# [Record set]
***

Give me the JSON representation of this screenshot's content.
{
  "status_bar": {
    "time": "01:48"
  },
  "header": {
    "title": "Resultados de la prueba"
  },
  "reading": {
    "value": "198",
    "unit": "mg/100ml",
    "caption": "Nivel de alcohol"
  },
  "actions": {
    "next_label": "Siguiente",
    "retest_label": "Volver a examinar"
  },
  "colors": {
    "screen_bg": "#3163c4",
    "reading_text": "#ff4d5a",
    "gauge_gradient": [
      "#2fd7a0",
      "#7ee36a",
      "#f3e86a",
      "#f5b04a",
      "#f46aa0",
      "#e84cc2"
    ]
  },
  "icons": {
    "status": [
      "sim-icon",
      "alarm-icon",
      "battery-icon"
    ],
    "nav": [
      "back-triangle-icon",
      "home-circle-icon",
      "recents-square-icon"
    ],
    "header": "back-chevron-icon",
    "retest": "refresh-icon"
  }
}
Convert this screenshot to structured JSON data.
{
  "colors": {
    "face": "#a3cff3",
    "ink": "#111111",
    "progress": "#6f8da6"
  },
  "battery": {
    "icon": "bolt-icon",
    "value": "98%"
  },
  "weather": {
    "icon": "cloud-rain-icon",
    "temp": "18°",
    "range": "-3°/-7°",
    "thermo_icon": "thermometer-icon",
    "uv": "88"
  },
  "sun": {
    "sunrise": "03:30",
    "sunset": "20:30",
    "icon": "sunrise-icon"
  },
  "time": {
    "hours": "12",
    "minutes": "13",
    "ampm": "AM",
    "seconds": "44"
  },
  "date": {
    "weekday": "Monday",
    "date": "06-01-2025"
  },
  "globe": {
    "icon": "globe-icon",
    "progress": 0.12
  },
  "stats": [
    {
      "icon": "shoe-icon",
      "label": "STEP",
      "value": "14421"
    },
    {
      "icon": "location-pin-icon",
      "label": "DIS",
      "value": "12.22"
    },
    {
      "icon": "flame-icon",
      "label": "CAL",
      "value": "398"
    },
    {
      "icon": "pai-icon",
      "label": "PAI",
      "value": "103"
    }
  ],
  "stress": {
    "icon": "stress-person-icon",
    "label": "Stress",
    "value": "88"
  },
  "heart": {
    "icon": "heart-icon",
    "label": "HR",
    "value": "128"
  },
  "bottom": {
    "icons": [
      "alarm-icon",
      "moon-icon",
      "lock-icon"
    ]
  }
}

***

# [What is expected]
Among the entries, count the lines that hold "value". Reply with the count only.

# [Task response]
8